Records from a data collection:
◆ ◆ ◆ ◆ ◆ ◆ ◆
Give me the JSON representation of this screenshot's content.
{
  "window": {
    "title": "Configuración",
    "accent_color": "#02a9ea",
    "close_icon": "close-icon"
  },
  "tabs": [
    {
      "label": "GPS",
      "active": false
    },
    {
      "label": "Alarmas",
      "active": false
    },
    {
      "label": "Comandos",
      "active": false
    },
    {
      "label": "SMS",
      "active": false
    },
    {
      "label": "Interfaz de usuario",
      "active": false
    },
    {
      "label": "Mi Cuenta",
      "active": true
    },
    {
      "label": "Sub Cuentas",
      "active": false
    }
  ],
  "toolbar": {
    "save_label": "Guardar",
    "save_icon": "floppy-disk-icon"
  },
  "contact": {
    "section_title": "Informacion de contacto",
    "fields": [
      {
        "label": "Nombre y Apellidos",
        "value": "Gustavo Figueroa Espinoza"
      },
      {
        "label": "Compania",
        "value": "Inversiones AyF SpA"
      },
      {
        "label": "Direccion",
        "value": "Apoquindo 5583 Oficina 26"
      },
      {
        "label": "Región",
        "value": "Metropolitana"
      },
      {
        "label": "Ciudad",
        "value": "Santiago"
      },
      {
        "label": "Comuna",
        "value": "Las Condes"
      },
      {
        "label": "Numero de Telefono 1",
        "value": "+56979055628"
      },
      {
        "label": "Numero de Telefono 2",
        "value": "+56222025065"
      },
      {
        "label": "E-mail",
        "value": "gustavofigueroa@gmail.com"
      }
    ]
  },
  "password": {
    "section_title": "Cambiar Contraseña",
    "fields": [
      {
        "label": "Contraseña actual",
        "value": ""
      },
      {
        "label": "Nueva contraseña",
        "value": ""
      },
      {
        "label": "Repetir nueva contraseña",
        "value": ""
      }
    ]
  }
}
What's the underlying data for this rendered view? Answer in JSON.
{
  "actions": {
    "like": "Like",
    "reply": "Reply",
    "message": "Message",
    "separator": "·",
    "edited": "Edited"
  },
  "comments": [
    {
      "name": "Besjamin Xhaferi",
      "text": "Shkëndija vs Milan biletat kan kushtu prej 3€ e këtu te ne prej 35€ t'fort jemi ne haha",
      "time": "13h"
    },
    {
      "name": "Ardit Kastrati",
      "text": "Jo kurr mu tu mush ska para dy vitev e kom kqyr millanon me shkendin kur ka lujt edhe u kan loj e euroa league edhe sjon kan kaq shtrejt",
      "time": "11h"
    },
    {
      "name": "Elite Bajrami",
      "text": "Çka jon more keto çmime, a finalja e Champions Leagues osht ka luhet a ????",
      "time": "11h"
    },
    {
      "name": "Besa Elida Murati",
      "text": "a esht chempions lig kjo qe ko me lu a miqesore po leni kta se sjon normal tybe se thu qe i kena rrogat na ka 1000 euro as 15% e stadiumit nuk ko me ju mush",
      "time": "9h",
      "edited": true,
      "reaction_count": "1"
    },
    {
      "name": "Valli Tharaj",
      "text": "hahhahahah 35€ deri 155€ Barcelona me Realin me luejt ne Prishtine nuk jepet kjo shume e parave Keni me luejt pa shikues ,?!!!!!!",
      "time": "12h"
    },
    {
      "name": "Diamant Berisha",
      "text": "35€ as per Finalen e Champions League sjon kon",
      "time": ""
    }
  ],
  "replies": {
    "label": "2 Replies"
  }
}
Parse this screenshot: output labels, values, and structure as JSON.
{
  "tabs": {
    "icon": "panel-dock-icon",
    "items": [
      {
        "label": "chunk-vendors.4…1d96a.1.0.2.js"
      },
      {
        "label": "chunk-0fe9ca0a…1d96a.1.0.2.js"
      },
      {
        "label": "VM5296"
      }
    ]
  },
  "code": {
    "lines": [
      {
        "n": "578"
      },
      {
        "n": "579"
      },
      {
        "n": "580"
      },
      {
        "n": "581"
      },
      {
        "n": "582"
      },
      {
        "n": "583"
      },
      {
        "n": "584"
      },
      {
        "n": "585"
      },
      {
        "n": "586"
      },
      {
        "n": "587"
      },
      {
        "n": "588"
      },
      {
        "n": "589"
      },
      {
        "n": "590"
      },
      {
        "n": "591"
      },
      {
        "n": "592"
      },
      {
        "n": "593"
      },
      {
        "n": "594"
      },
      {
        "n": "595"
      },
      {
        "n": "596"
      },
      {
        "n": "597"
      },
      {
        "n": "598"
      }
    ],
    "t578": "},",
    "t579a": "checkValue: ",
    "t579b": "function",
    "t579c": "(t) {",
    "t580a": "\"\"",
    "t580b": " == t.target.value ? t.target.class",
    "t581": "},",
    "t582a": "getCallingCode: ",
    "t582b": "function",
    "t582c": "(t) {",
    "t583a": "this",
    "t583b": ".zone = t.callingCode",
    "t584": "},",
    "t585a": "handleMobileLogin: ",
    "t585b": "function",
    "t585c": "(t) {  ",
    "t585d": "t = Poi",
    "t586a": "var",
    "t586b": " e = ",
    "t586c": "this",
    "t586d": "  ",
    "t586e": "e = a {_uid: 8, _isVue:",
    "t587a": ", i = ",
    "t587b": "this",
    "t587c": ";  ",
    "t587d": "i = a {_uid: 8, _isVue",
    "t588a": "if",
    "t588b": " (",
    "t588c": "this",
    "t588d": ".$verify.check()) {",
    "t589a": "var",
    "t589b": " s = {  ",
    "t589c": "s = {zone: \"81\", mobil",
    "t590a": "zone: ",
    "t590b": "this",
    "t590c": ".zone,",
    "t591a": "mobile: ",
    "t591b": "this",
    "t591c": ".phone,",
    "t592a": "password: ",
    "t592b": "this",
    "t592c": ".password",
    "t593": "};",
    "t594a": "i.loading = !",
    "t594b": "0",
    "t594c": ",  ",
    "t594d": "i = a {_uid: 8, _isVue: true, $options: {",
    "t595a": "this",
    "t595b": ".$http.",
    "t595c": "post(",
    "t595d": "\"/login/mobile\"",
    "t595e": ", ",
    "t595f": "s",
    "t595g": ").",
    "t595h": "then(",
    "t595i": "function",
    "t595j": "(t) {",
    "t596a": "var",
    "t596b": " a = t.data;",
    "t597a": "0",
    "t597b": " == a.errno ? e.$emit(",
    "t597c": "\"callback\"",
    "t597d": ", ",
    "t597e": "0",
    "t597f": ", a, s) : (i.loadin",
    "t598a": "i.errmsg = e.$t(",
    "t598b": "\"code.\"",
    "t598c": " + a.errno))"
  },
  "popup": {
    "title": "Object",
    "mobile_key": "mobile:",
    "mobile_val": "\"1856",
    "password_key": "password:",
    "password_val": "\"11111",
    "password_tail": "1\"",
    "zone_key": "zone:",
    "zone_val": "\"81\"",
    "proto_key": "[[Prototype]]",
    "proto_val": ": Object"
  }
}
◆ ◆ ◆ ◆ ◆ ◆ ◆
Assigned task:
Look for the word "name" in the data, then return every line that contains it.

Final answer:
      "name": "Besjamin Xhaferi",
      "name": "Ardit Kastrati",
      "name": "Elite Bajrami",
      "name": "Besa Elida Murati",
      "name": "Valli Tharaj",
      "name": "Diamant Berisha",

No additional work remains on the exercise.